A: Use of your work for commercial purposes is permitted by the CC BY licence. Unless the use infringes your moral rights (see previous question), such use is legitimate provided it is made clear that you do not endorse or sponsor the work. Permission to endorse or sponsor something has to be obtained from you beforehand.
Q: Can I object to an inaccurate translation of my work if it is published under a CC BY licence?
A: In most jurisdictions you may object to a translation which distorts your work. Misleading or inaccurate translations should be addressed directly with the translation's publisher.
Q: What will happen if I raise an objection based upon my moral rights?

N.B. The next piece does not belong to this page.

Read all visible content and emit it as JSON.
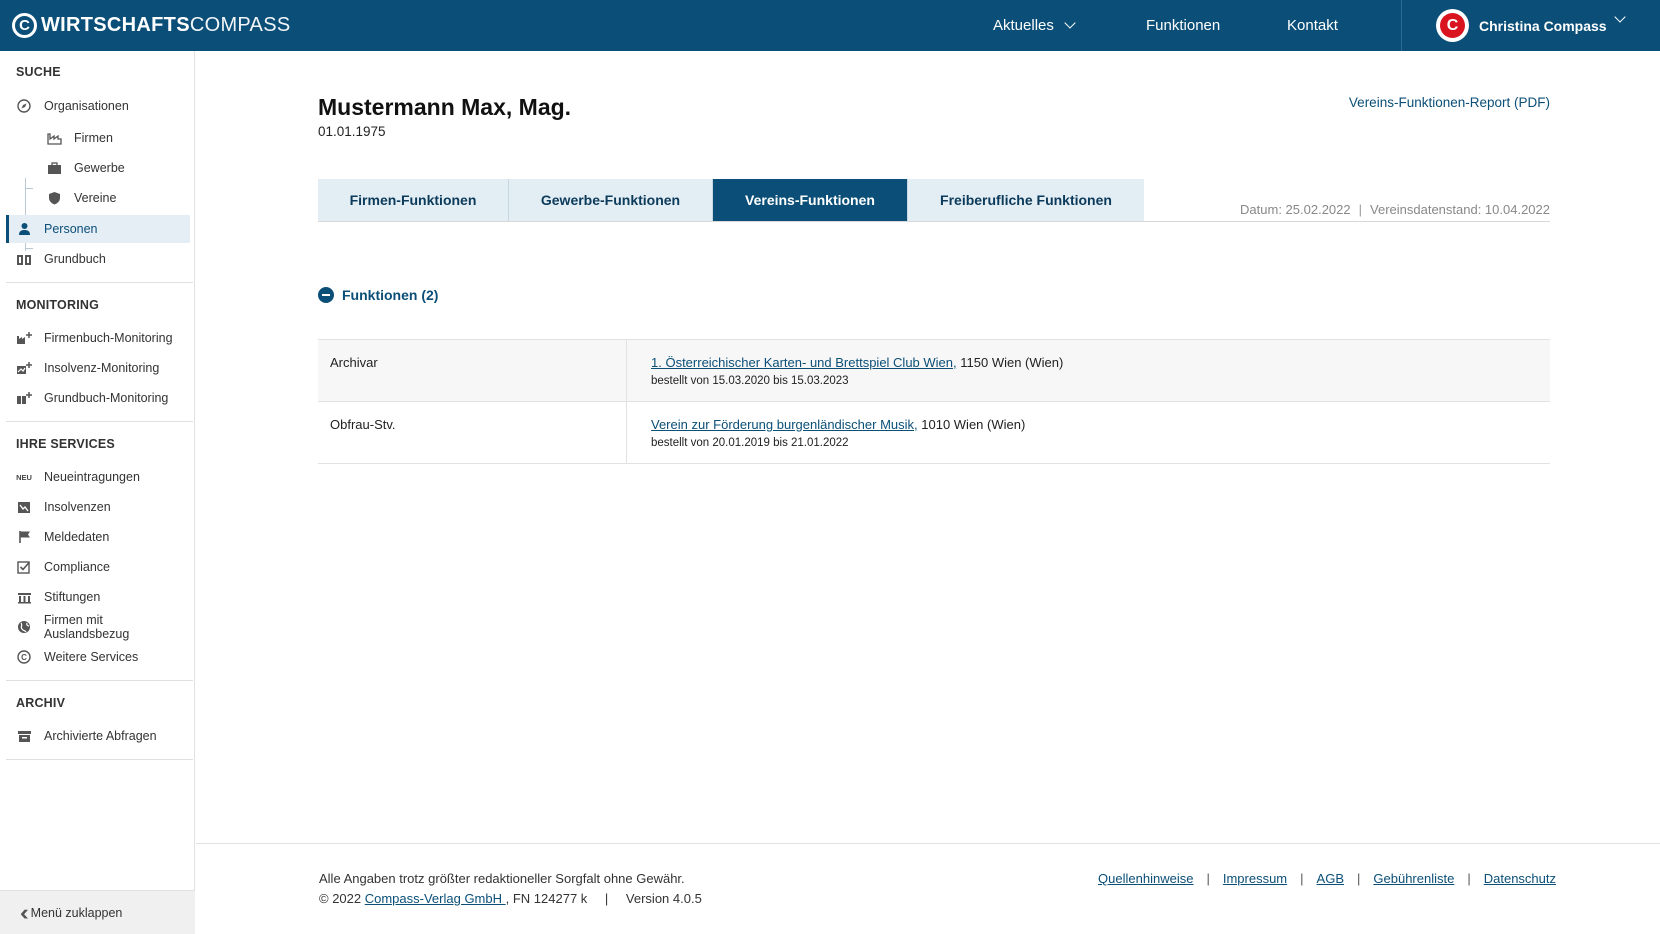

A: Since moral rights belong to and stay with the creator of a work and not the copyright holder, any objection must be raised by you personally. If a court finds that a specific use infringed your moral rights, they may order that publication of the infringing material cease, or they may allow it to continue, subject to a disclaimer dissociating you from the derivative work. Financial recompense for breach of moral rights varies widely by jurisdiction.
We are unaware of any cases specifically concerned with infringement of moral rights arising out of use of material published under a CC BY licence. We will update this guidance note if we become aware of any.
The Creative Commons licences stipulate conditions of use which echo the protection afforded by moral rights. This adds an additional, contractual, layer of protection which can be enforced by the copyright holder (which, as noted above, may be different to the holder of the moral rights).
Q: Does publication under a CC BY licence make plagiarism easier?
A: No. Plagiarism is an issue quite separate to copyright and licensing. Nothing in any of the Creative Commons licences permits or facilitates plagiarism. You can read more about this issue in IOP's ethical policy here.
Q: If I reuse something published under a CC BY licence then am I free to reuse, modify and distribute the resulting work without having to ask the original author's permission, including use in a commercial context?
A: Yes, subject to correct attribution of the original work.
Q: My work has been published under a CC BY licence; will this affect my ability to apply for a patent?
A: An invention's eligibility for patent protection is not affected by publication under a CC BY licence any more than publication under traditional copyright.
Q: What happens if I want to use a figure/picture in my CC BY-licensed paper that is not available under a CC BY licence?
A: We strongly recommend you discuss the issue with the copyright owner and obtain express permission. It is your responsibility to ensure that you can demonstrate that you have the right to use the image in an article distributed under the CC BY licence. The figure itself will continue to be protected by traditional copyright.